You are free to do as much work as you want to--if you don't want to do any work at all, there is a chance you may actually get away with that, but you are seriously wasting your tuition money. Chapman gives you the freedom to get what you want out of your education, but they will not hand it to you, you have to go and seek it out.
Within my first two years at Chapman I have been given the chance to complete a for-credit internship, and study abroad despite having a very demanding major in the film school and a minor as well. If you want a well-rounded education, and a school that supports studying abroad, go for it. My financial aid was even included in my abroad fees.
Academics aside, it is possible to have a social life whether you are affiliated in Greek life or not. It is all your initiative. Many people are frustrated with the presence of Greek life, when in actuality even though there are 30% Greeks, 70% of the school is unaffiliated, which still makes Greek life the minority. It is up to the student to find ways to get involved if he/she does not wishes to be part of Greek life.
There are some who may say that "popular" kids at Chapman are affiliated--and I find this statement interesting. Going to college to be "popular" is probably a poor use of your time in a university, and my personal suggestion is not to focus on "popularity" in a high school fashion but find peers you want to make a long-lasting connection with. Those who are worthwhile will not care whether or not you are affiliated.
Do not let the good-looking appearance of the student body intimidate you--the people I have personally talked to are beautiful inside and out. Yes, sometimes they may come across unapproachable, but take the time to make an effort and get to know them, and you'll find that the vast majority of people at Chapman are not "snooty." I myself do not come from as affluent of a background as many of my peers, and I have never been put down or excluded because I could not afford something. Even the Greek life group I am involved in makes many efforts to include as many people as possible. Chapman is great place--it's all about your attitude though.
|Dec 18 2012|| 1st Year Female --
Class 2015 |

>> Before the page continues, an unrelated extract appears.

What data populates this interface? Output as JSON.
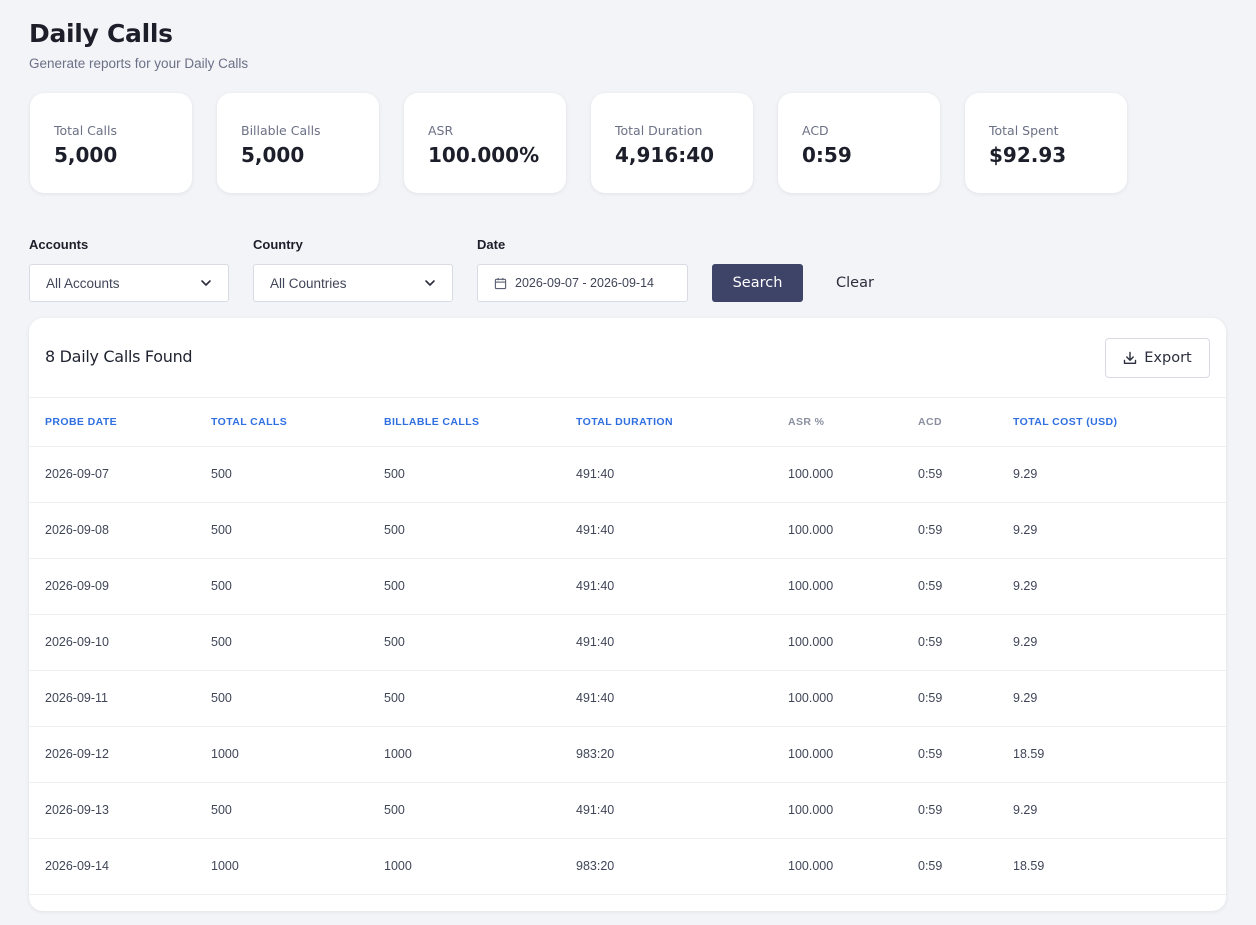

| Chapman is a wonderful Academic setting. I can see a professor for help whenever I want to, and always have them proofread my essays before turning them. This has improved my writing significantly and has given me wonderful references for job and school applications. It has been extremely easy for me to join a plethora of extracurricular activities, such as the newspaper, radio, online magazine, and an a capella group.And yet, after three years of this kind of involvement, I have almost no one that I have met that I actually enjoy spending any time with. Not only that, but there is literally nothing to do on the weekends excluding Greek parties and dances put on by the school (which remind me way too much of High School parties). If a good and exciting social life that goes beyond drunk parties and Greek life is important to you, go somewhere else. ESPECIALLY if you don't have a car, as the city of Orange has no night life or any kind of life, excluding expensive restaurants and antique stores. If you can't afford a public school and academics are your priority/you live near friends that attend different schools, go to Chapman, as the academics are wonderful and Chapman gives you a ton of aid and scholarships. |
|Oct 29 2012|| 3rd Year Female --
Class 2014 |
| Went here for grad school so can't say I have the same experience as the undergrads or grads but it does seem to be a commuter school judging by the two big parking structures by the law school and under the football field. Speaking of parking, bidding for a space in the Argyros Lot and that other lot by the pool reeks of elitism because seriously only the richer will be able to afford it. And how the hell does that solve the parking problem?|
Beautiful campus: Well kept and maintained with that big fountain, trees & artwork. Beautiful co-eds: Some of the best-looking girls are here. Sure, a lot of them probably are stuck-up but who said you had to talk to them? Surrounding area is okay, particularly Old Town Orange circle with its shops, bars, restaurants and classic homes.
Like any other school or institution, you will have both snooty/arrogant students AND friendly/easy-going students although it does seem that there are more stuck-up students at Chapman. It's a learning experience to find out who is who and whether you want to socialize with them. I'd say it's a life-learning experience because these same people are gonna be out there in the real world.
Faculty is a mixed bag. Each professor definitely knew their stuff so teaching was quality. A few were nice and approachable while others seem to rush their meetings with you. Staff were nice and helpful. Class sizes ranged from small (7) to big (25).
Library was okay for research but you may end up going to CSUF or UCI for more materials. Studying there was a mixed bag because sometimes it was quiet and sometimes it was not. Seriously, do people not remember the rule to stay quiet in the library? I'm not talking about the first floor (that's excusable), I'm talking the 2nd and 3rd floor. STFU!
I'm amazed at how each building classrooms differ in furniture. Like in Beckman, comfy chairs and nice descending rows of long desks. In Smith or Hashinger, you're back in middle school. For a school that charges a lot for tuition, you'd think they'd upgrade some of their furniture, yeah?Overall it wasn't too bad. I'd recommend it for those who are willing to shell out more for their education and know how to deal with (or tolerate) the snooty OC/SoCal scene. Otherwise, I'd recommend other nearby schools.
|Jul 21 2010|| 5th Year Male --
Class 2010 |